Rideau Marina is located at 48A Point St. Mark Drive in the city’s east end, on the east side of the Cataraqui River. The marina has enough space to accommodate the sleeping cabins, which would be located towards the bottom of the site’s driveway, above the water level. An additional pedestrian walkway is also proposed for Option Three. The report notes the site could be ready as early as “fall 2024,” should Council support the third option.
For a permanent sleeping cabin location to succeed, both the second and third options include the construction of a modular mobile common building, to further support residents of the cabins. While Council already directed staff to purchase a modular building for up to $266,000, both options contain additional annual service funding for the building. The Rodden Park option would see the City spend $30,000 on annual service for the building, while the Rideau Marina site would require $44,000 a year. The service funding would be in addition to the $336,000 per year Council has already committed to the sleeping cabins program.
Both Options Two and Three also include the issuance of an RFP to identify a permanent operator of the sleeping cabin program.
As mentioned, the Rodden Park and Rideau Marina options have been discussed previously by councillors, as City staff have worked for several years to identify a permanent home for the cabins, according to the City. During a meeting this past May, councillors considered directing staff to remove both options from the list of possibilities; however, members ultimately voted to continue exploring both locations. During that meeting, Portsmouth District Councillor Don Amos noted his opposition to the Rodden Park location, due to the fact the space is “widely used” by others in the community.
Amos remarked, ”[OLS] would like a space that is not well utilized, not with heavy traffic, and so forth. Rodden Park is not the ideal location for that. It comes back to amenities, as well: there’s not enough in and around that area.”
Meanwhile, Pittsburgh District Councillor Ryan Boehme explained why Rideau Marina was not a suitable location for the cabins. “One of the things that came up through the community feedback, especially for Rideau Marina, is [that] it’s not the right location. Transit-wise, [it’s] not very accessible. The services over here are very remote.”
Following the May Council meeting, staff conducted additional public engagement with OLS, which included an online survey on the City’s ‘Get Involved Kingston’ webpage. The report notes that out of 915 participants, 47 per cent of respondents disagreed with the cabins being located at Rodden Park. The same per centage of respondents also disagreed with the Rideau Marina option.
Besides options for continuing the existing transient model or moving to one of two permanent locations for the sleeping cabins, the staff report contains a fourth option, which would see the City “wind down” the sleeping cabin pilot project. Under Option Four, staff would work with OLS to provide a plan for current sleeping cabin residents to transition to other supportive housing options in the City.

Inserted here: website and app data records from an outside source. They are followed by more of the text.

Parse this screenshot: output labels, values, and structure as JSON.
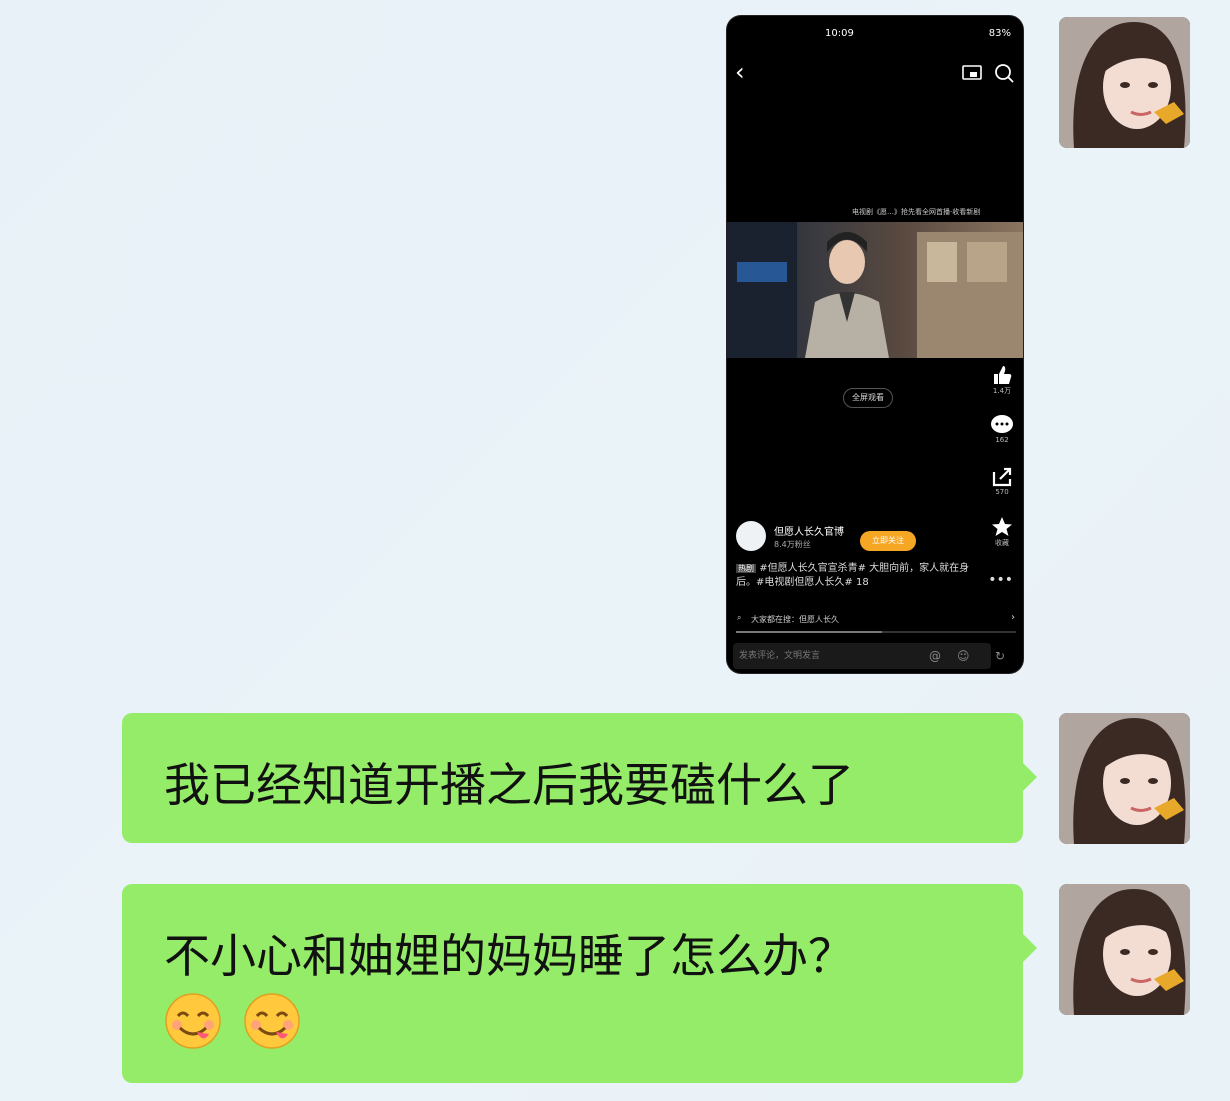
{
  "screenshot": {
    "status_time": "10:09",
    "status_right": "83%",
    "video_caption": "电视剧《愿…》抢先看全网首播·收看新剧",
    "fullscreen_label": "全屏观看",
    "like_count": "1.4万",
    "comment_count": "162",
    "share_count": "570",
    "favorite_label": "收藏",
    "account_name": "但愿人长久官博",
    "account_fans": "8.4万粉丝",
    "follow_button": "立即关注",
    "desc_tag": "热剧",
    "description": "#但愿人长久官宣杀青# 大胆向前，家人就在身后。#电视剧但愿人长久#",
    "desc_count": "18",
    "search_text": "大家都在搜：但愿人长久",
    "comment_placeholder": "发表评论，文明发言"
  },
  "messages": [
    {
      "text": "我已经知道开播之后我要磕什么了"
    },
    {
      "text": "不小心和妯娌的妈妈睡了怎么办？",
      "emojis": [
        "yum-emoji",
        "yum-emoji"
      ]
    }
  ],
  "colors": {
    "bubble": "#95ec69",
    "background": "#e8f2f8",
    "follow": "#f5a623"
  }
}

The report adds, “In recent years more housing solutions have [become available] in the community with operations support from a variety of partners, and although the need continues to be high, and deeply affordable and supportive housing solutions are not always easy to secure, staff could be directed to seek out opportunities to provide [alternative] housing options to the residents currently accommodated within the sleeping cabin project.”
Should Council vote for Option Four, staff would have until the end of March 2024 to come up with a transitional plan for sleeping cabin residents. The report does not indicate what would happen to the 17 cabins currently in use as part of the program.

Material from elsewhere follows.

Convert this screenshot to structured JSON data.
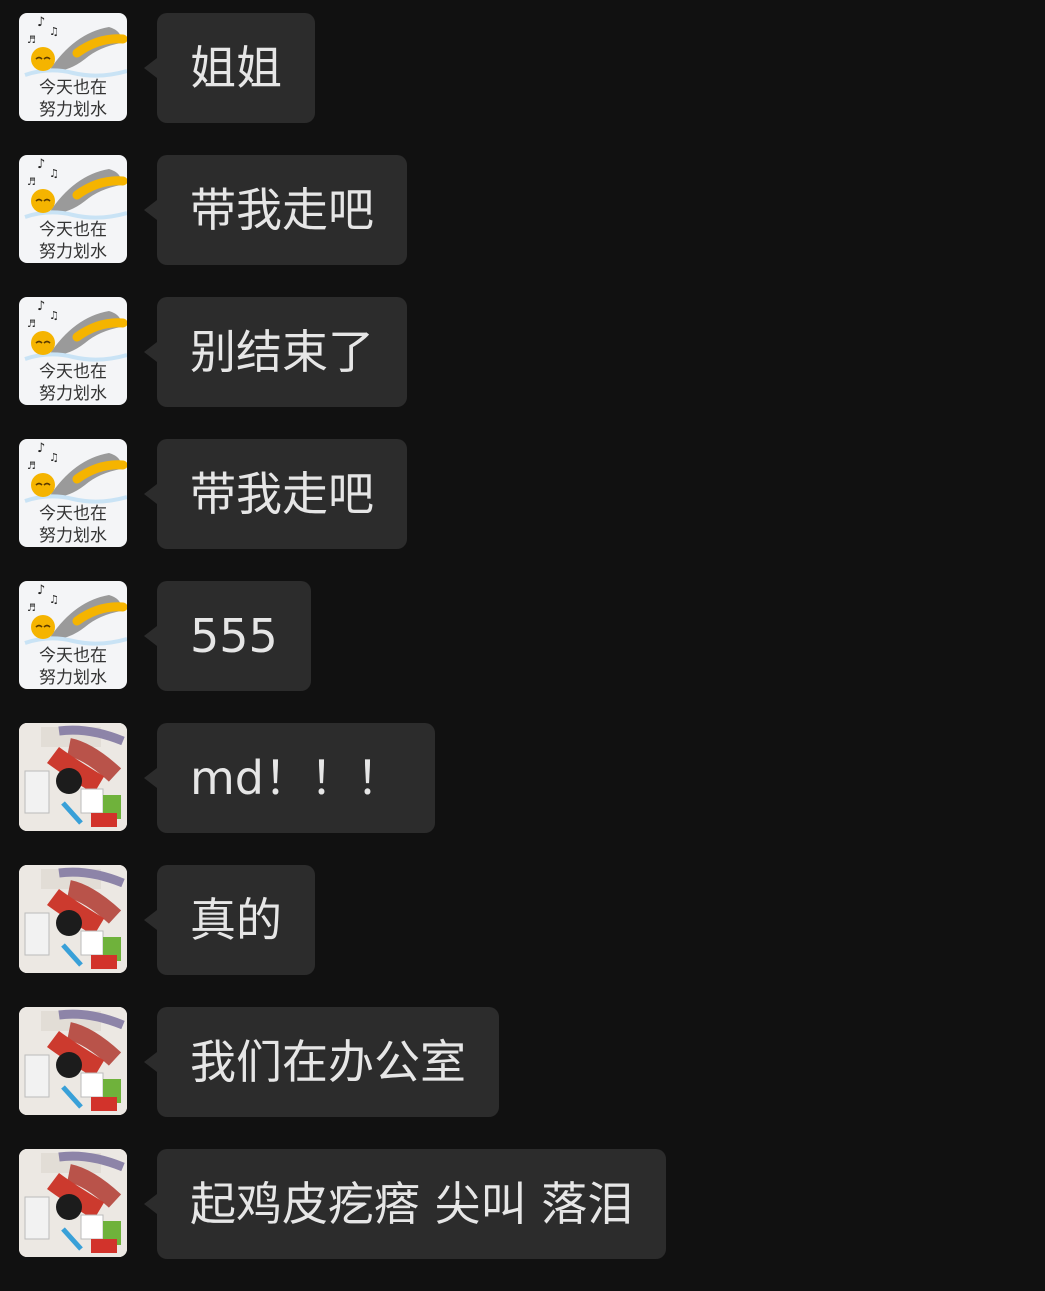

All four options will be presented to Council for debate during its meeting on Tuesday, Nov. 7, 2023, at 7 p.m. inside Council Chambers. Full meeting agendas are available on the City of Kingston website. Meetings are open to the public and can be streamed live (or viewed after) on the Kingston City Council YouTube page.